One of London’s most famous Royal Parks, Regent’s Park is popular with both locals and tourists alike on account of holding two major tourist attractions within it. Alongside its expansive green space and the likes of the horizon-broadening Primrose Hill, Regents Park is also home to London Zoo and the Regents Park Open Air Theatre. Whilst the theatre is only open during the summer months, London Zoo is the oldest in the world, and offers a wide variety of animals in safe and comfortable habitats from all across the globe.
Southbank Centre (2.1 miles, 22 minutes)
The South Bank Centre is one of the most iconic sites on the River Thames and offers an eclectic programme of artistic events and workshops. From the art exhibits of the Hayward Gallery to the centre’s own performance and gig spaces, the Southbank Centre, or Royal Festival Hall as it is otherwise known also includes a rich mix of community-focused workshops, free performances and installations as well as arts and crafts markets and fairs throughout the year.

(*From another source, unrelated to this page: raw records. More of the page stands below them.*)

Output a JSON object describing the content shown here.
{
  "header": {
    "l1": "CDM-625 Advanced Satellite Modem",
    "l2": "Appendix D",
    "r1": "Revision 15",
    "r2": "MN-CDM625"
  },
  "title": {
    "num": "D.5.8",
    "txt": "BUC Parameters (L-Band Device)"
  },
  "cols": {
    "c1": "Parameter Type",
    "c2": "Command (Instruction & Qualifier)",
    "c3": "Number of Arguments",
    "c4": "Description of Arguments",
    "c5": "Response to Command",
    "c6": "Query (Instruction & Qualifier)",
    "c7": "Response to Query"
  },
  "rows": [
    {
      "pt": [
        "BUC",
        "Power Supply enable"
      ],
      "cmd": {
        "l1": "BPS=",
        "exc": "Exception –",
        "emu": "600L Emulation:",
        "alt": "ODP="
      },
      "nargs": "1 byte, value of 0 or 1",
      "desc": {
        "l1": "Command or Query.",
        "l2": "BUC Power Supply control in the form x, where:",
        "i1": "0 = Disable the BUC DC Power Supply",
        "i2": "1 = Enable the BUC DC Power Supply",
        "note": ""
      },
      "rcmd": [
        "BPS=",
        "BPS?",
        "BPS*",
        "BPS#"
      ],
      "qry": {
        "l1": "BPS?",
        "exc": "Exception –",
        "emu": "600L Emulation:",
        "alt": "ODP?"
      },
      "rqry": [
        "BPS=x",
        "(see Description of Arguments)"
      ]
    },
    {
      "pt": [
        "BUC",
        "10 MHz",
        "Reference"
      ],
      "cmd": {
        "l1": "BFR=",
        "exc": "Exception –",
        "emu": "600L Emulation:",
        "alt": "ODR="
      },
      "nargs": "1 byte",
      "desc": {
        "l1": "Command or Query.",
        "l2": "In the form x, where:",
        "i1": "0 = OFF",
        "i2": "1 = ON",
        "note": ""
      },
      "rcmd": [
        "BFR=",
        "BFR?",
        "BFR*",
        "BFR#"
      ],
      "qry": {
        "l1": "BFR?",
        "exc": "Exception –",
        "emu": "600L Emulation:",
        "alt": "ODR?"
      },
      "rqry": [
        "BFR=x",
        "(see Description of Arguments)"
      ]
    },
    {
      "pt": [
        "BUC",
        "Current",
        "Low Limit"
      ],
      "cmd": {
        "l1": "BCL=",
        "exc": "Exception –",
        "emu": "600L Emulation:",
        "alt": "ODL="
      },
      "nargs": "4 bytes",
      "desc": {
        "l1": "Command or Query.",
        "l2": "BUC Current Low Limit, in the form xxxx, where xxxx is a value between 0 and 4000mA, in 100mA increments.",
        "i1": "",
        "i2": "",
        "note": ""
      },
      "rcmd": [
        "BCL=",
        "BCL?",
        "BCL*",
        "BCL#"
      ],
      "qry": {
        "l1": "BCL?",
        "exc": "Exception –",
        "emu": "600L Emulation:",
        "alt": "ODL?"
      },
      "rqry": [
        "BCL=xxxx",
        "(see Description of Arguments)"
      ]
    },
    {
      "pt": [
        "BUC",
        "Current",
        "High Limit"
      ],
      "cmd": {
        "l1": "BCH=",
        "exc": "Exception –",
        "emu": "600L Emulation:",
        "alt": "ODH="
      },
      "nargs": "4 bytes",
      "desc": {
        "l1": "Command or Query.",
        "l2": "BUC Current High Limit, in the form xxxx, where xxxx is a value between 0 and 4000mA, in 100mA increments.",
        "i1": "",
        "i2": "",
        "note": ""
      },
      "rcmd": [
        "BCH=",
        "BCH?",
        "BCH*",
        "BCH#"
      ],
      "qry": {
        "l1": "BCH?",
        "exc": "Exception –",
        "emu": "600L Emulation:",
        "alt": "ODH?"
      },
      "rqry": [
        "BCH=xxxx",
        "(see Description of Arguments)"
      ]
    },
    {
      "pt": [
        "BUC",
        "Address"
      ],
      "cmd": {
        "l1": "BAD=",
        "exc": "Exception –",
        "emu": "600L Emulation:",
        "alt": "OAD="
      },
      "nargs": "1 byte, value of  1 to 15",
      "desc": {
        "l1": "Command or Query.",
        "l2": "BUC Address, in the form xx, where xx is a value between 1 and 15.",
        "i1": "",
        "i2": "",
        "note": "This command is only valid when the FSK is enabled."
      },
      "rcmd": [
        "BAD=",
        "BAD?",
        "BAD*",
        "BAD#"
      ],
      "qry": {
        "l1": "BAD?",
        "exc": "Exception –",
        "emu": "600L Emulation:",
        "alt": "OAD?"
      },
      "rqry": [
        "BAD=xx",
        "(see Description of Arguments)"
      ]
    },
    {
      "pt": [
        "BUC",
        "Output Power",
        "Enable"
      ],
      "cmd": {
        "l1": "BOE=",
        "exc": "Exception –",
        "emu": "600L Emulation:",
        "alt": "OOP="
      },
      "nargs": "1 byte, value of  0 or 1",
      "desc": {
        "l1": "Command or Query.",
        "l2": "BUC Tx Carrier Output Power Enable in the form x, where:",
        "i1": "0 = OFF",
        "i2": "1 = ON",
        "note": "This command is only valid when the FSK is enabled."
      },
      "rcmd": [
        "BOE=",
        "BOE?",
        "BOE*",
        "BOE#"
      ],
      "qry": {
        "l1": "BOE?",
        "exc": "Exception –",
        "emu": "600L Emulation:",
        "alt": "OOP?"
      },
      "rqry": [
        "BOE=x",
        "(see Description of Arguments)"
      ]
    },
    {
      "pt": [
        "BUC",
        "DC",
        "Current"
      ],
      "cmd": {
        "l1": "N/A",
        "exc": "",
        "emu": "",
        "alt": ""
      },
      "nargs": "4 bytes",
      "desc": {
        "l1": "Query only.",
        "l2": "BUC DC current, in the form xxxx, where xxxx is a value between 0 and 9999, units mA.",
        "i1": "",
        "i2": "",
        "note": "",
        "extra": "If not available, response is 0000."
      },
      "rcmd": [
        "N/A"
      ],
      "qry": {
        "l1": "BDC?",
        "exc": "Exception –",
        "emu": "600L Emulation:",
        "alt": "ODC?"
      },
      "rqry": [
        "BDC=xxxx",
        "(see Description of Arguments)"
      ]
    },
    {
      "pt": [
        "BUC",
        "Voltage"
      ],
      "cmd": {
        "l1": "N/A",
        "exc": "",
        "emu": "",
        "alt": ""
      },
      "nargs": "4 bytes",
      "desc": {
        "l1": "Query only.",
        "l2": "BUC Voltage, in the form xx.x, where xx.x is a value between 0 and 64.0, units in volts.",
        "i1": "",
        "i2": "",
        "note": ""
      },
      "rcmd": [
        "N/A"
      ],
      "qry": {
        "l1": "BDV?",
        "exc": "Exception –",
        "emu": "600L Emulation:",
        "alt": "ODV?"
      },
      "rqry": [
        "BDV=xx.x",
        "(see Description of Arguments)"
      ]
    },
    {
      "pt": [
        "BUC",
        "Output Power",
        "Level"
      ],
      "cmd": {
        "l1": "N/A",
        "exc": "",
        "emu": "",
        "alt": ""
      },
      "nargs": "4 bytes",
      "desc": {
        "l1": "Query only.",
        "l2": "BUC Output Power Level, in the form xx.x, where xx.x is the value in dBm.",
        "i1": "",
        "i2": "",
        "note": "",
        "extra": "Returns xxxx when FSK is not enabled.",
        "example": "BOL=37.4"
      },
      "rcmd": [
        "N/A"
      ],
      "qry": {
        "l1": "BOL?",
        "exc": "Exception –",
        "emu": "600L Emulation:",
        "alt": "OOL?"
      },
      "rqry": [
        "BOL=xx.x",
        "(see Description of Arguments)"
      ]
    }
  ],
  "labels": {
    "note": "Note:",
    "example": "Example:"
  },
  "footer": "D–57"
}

Tate Modern (2.1 miles, 20 minutes)
The Tate Modern is one of the most popular art museums in London. In part because of its striking building in the repurposed Millbank Power Station and in part due to its eclectic and revolutionary modern and contemporary art exhibits, this seven-level art gallery offers plenty of free permanent exhibits alongside its temporary staging’s.
Coca-Cola London Eye (2.3 miles, 25 minutes)
For those who are visiting London with an eye to getting your bearings, look no further than the London Eye. This revolutionary Ferris wheel overlooking the River Thames was built to celebrate the turn of the millennium and at its peak reaches 135 metres high. With 32 capsules fitting 25 people each, the London Eye provides breathtaking views across the cityscape.
Excellent attractions near Paddington station
Conversely, if the area of Paddington is more to your liking, why not check out some of these great local attractions that visitors will not want to miss:
Hyde Park (0.5 miles, 11 minutes’ travel via public transport)
Hyde Park is probably the most famous of the 7 royal parks. Located close to some of the best Premier Club Reward hotels, these 350 acres, the 316-year-old park also holds the Serpentine Lake and two art gallery spaces, the Serpentine Sackler and Pavilion. These free to visit galleries host exhibitions ranging the contemporary art mediums of film, painting, installations and sculpture.
Kensington Palace (one mile, 18 minutes)
Kensington Palace is the official residence of the Duke and Duchess of Cambridge, and host exhibitions exploring the history for the royal family. Overlooking the serene Kensington Gardens, Kensington Palace was built in 1605 and is one of the most popular tourist destinations for royal family fans.
Harrods (1.5 miles, 20 minutes)
A prime destination for shopping in London, Harrods is one of the largest department stores not only in London but in the country. Spanning over 1.1 million square feet, Harrods houses 330 different departments full to the brim with boutique foodstuffs, fashion items and homeware. With its history spanning 171 years, Harrods has also been the holder of Royal Warrants and is the perfect shop near Paddington Station to pick up a London souvenir.
The Sherlock Holmes Museum on Baker Street is definitely one for fans of the fictional detective. Located at the house next door to where Homes himself was written to live, this museum explores the world of Sir Arthur Conan Doyle’s fictional detective and the Victorian styled house he would have inhabited.